Stored records
********************

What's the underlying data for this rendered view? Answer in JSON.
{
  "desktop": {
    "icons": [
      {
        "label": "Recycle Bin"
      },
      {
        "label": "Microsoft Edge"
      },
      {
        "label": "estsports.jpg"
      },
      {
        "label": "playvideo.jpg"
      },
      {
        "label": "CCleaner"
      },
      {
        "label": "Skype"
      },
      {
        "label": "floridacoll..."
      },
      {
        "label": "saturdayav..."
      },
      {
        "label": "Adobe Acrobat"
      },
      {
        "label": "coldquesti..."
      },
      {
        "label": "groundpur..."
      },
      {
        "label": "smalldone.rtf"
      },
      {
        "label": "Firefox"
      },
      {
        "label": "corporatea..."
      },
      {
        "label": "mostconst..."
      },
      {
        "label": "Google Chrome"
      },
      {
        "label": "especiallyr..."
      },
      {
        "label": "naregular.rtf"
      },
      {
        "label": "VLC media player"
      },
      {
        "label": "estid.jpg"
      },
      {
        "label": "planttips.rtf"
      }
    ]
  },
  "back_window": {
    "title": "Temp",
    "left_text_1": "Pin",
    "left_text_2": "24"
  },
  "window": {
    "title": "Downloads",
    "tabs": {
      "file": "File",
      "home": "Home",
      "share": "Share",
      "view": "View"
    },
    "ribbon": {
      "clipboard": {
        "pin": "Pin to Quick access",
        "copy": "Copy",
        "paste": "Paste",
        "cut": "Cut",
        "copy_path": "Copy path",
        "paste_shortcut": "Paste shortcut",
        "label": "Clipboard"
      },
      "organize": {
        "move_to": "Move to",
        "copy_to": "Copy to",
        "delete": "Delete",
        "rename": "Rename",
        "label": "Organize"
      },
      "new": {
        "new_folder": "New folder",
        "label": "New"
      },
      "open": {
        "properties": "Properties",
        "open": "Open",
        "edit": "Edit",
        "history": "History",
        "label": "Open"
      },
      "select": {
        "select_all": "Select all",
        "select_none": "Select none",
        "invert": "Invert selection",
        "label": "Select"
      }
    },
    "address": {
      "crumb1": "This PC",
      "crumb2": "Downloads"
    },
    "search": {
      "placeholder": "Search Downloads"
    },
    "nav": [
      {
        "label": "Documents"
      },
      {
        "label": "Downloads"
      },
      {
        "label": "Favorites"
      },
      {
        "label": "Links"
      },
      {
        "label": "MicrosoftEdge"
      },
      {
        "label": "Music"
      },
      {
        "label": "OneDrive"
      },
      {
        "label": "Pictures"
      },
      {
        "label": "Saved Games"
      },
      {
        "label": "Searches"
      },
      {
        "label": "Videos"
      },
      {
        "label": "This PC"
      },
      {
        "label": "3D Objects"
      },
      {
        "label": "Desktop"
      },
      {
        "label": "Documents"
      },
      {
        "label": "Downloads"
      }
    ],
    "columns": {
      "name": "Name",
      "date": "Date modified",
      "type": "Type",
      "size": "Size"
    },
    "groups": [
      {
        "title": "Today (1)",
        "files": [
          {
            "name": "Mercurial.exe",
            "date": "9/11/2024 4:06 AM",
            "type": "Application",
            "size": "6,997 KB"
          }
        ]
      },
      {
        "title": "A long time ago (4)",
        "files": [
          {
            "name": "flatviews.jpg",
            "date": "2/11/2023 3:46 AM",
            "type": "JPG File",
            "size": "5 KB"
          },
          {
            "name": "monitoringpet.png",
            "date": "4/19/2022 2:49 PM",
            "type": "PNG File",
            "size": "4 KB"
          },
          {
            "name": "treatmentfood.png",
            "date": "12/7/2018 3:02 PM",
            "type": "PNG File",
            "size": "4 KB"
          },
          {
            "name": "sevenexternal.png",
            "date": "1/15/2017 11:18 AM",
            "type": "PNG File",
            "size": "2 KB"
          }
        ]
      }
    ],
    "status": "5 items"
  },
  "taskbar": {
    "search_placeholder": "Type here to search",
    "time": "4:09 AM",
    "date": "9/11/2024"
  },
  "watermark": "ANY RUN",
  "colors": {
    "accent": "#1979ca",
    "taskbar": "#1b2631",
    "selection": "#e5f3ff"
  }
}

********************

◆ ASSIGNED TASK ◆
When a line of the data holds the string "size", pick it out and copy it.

◆ ANSWER SECTION ◆
      "size": "Size"
            "size": "6,997 KB"
            "size": "5 KB"
            "size": "4 KB"
            "size": "4 KB"
            "size": "2 KB"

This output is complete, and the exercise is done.